The Inevitable Consequences of Remote Learning


Graphic by Siddharth Chandra, Images from Vectr and Pinterest

Remote Learning has taken quite a toll on students

As we near the one-year anniversary of when the world seemingly shut down, I want to take some time to reflect upon the toll that remote learning had on students. Although most of the effects of a virtual learning environment have been negative, it is important to not lose sight of the few positives. This school year has been like none other, and we look to share our experiences with future generations.

Lack of a “Learning Environment”

With online school it is impossible for teachers to create a “classroom”. According to many students and teachers, being in the classroom increases productivity; students feel like they are there to learn and thus, are much more focused on their work. However during online school, students are not motivated enough to pay learn. They are easily distracted by their phones, family, and other possible stressors. This leads to an increase in students not paying attention and often missing directions or lessons. One or two days of this is not catastrophic- students can make it up. However, weeks of this style of learning can have massive effects on the student. They would fall behind in class, not understand the material, and be forced to take drastic measures in order to not fail the class. These consequences are in addition to the preexisting stressors of living through a pandemic, navigating social media, and simply growing up.

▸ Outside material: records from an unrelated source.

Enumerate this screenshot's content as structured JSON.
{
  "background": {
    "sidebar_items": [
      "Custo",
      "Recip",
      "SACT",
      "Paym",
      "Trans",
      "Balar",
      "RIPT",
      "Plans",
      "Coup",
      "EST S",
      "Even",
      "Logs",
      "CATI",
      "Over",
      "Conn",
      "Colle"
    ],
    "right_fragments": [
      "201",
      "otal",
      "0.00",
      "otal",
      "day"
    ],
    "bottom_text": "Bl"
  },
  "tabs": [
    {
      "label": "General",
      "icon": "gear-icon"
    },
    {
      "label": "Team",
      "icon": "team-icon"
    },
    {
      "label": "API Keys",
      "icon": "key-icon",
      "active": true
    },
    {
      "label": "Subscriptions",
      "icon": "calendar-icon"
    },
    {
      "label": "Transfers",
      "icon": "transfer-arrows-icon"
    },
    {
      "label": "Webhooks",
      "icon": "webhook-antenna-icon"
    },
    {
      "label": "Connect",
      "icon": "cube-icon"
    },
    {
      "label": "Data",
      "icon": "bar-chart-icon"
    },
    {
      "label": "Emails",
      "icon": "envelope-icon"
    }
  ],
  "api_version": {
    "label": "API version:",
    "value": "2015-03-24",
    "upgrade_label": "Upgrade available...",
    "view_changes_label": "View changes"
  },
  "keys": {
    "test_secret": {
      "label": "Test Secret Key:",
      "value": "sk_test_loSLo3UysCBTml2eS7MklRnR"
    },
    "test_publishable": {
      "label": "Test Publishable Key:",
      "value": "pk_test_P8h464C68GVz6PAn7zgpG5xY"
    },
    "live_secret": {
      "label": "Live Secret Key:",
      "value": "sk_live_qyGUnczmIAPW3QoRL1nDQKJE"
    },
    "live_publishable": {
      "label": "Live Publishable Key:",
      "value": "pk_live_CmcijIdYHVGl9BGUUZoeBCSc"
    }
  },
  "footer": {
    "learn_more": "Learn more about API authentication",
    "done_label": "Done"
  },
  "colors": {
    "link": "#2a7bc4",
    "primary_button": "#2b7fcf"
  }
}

Increase in Cheating

Cheating is something that we have all done at least once in our lives, whether it be to a massive extent or for a small matter. However, with online school, it is much harder for a teacher to determine if a student is cheating on an assessment. There are countless ways that a student could cheat on a test during online-school and get away with it. In the short term, it might seem like the right thing for the student’s grade. A higher GPA would pay off, right? It would make college application easier, right? Wrong. In the long-term, the student won’t retain that information for future tests. They would have a harder time being successful in college because they never applied themselves in high school or found effective study strategies; they only ever resorted to cheating. Additionally, teachers cannot get an accurate representation of how their students are performing in class, making their own work and planning much harder.


Repetition in Classes

When learning in person, there was a variety of activities that teachers could put into place for students. This offers many different ways to absorb and apply the information. In contrast though, the online setting has greatly restricted many teachers in what they can assign, resulting in an increasingly monotonous curriculum. As it became obvious that activities given in the past would not be possible in a remote setting, teachers were forced to create less interactive, and more repetitive assignments; debates turned into essays, socratic seminars turned into essays, and projects? You guessed it- essays. Granted, teachers are also struggling greatly during this time and they are no doubt trying their absolute hardest to help the students in any way they can. But, due to the unusual, stressful, and unpredictable nature of this year, it is difficult for both teachers and students to fulfill what is expected of them.


Barriers in Communication

This is the big one. The lack of interaction between students and teachers is really killing students this year and clearly has detrimental effects. To start off, the decrease in student sociability limits the idea of a “class” and negatively impacts students’ mental and emotional health. As a result, there is a reduced amount of group activities that can be done between students, which makes it harder for them to apply the information. Teachers aren’t able to make the unique connections between students that they used to be able to. Students used to feel more connected to their teachers, and each class would feel more personal for them. Now, creating those connections is much tougher; even though teachers and students are making an attempt, it’s still not the same as having conversations in person. The barrier of a screen makes it much harder to communicate effectively.


When freshman Mia Quinn was asked about this issue, she acknowledged that there were both positives and negatives:

“… A good thing about remote learning it that has taught students to manage their time better with the more freedom, and also helped us gain more independence. But, it prevents students from having class discussions and social interactions, which is pretty significant when learning different topics in school because it helps retain the information more.”

To wrap all of this up, remote learning was never meant to last this long. It was supposed to be temporary fix and the flaws are now showing. While all we can hope for is that life will go back to normal as soon as possible, we have to find new ways to adjust to online school and make it as effective as in-person. As I like to think of it, Prepare for the worst, hope for the best.